> PROBLEM STATEMENT:
Below are the records; count the lines in which "this" occurs and report only that number.

[EXCERPTED DATA Boundary: Start]

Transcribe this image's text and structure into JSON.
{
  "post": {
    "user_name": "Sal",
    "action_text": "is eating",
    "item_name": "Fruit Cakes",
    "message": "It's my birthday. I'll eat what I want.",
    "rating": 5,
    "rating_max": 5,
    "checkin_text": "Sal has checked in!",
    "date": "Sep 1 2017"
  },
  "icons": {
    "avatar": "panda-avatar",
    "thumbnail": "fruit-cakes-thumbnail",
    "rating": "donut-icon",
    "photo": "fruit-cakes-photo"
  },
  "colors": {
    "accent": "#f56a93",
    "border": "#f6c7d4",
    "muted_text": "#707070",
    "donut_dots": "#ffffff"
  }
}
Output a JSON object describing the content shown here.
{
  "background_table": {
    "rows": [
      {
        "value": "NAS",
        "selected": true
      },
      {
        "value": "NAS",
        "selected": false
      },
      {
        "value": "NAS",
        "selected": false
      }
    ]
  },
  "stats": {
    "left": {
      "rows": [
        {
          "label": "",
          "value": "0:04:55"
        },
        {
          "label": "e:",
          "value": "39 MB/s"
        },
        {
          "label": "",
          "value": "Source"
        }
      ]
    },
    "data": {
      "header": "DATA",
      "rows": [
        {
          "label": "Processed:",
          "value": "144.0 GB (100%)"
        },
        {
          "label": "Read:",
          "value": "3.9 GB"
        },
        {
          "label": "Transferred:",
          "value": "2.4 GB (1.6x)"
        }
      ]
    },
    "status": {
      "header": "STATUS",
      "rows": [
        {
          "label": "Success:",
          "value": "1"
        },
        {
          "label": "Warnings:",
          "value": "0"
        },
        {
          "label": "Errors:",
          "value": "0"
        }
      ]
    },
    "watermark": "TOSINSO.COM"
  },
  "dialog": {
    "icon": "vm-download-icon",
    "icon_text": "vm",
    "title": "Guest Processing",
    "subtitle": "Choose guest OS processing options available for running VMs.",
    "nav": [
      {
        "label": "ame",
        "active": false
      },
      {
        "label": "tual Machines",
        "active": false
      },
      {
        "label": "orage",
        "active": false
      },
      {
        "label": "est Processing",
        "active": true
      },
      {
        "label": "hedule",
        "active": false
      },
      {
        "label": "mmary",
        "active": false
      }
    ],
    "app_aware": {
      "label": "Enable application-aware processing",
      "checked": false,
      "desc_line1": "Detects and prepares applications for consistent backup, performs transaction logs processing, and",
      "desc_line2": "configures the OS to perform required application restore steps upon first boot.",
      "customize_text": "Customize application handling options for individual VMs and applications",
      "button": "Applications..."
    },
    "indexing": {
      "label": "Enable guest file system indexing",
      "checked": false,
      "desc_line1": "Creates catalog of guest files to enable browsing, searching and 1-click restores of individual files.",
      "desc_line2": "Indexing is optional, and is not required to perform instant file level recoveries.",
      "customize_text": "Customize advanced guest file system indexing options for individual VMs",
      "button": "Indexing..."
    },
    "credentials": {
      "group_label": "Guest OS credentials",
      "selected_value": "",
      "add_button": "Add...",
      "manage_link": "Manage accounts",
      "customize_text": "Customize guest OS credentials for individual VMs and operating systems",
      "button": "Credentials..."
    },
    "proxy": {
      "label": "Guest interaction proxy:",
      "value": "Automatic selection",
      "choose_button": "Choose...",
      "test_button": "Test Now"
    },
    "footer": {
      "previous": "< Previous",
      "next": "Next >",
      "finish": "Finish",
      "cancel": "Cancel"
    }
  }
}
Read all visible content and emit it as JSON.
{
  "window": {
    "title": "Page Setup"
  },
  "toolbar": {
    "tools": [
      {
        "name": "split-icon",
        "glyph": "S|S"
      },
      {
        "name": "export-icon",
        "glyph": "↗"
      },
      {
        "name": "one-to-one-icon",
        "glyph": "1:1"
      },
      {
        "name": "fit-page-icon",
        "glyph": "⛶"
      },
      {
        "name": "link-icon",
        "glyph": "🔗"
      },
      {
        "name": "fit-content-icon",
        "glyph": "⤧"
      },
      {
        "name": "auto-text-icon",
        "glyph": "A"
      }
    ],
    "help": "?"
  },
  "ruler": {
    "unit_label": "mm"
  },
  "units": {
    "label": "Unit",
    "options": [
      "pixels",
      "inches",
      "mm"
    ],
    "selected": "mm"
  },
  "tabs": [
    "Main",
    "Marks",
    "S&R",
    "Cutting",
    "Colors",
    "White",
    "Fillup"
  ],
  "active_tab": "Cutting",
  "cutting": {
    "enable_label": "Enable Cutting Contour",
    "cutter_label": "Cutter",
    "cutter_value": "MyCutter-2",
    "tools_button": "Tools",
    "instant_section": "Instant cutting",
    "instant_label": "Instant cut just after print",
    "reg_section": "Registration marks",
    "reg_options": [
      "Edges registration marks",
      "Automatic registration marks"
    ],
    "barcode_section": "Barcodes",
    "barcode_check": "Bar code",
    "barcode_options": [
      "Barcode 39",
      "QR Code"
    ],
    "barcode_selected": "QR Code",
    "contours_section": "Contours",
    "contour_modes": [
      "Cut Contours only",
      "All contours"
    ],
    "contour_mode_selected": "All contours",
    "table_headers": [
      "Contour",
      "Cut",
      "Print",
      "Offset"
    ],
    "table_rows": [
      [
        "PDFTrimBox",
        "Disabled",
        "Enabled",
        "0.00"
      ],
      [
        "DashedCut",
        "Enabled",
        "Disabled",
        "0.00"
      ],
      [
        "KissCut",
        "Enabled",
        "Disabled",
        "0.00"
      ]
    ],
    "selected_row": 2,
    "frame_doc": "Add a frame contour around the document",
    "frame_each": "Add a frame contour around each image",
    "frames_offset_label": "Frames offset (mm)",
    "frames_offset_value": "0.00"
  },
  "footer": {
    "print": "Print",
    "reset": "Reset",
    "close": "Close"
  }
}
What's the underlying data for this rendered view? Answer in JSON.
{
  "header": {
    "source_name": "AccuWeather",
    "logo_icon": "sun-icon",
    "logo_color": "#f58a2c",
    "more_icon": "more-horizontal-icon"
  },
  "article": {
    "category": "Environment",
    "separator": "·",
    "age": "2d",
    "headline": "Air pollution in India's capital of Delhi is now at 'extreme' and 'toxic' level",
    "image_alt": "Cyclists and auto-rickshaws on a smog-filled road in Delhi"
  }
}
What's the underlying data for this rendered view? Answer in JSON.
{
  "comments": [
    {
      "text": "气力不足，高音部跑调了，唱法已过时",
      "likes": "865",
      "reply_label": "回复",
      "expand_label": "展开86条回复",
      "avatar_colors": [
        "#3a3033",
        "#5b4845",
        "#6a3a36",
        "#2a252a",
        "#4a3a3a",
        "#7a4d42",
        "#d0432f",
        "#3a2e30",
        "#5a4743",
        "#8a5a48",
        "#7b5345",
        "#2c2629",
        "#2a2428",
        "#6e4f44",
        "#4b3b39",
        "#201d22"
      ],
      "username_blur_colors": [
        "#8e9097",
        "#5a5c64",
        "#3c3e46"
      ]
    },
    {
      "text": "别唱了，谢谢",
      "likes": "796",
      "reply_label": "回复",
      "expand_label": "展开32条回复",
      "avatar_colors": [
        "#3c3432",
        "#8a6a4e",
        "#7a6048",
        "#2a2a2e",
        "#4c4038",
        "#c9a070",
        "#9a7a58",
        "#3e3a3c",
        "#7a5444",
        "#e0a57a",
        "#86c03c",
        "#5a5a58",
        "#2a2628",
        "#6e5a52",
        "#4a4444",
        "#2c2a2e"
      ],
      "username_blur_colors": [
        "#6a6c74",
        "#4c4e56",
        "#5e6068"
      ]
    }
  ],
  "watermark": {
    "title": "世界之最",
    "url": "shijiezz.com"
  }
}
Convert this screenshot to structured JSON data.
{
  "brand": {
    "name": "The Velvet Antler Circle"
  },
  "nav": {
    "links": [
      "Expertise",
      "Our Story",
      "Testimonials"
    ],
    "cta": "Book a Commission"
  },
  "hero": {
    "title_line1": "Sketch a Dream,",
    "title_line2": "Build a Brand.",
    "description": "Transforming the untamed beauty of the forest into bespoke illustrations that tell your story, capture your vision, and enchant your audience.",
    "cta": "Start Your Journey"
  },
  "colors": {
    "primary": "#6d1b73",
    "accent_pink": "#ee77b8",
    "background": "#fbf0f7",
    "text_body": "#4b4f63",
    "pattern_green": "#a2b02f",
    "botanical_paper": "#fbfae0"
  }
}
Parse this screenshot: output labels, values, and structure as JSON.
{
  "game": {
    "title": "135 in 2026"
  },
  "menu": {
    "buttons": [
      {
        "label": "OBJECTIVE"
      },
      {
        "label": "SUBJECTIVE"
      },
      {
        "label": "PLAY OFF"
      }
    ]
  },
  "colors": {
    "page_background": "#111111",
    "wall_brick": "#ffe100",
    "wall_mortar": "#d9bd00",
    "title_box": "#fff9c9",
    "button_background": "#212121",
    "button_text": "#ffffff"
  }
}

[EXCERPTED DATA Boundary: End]

> WRITTEN RESPONSE:
5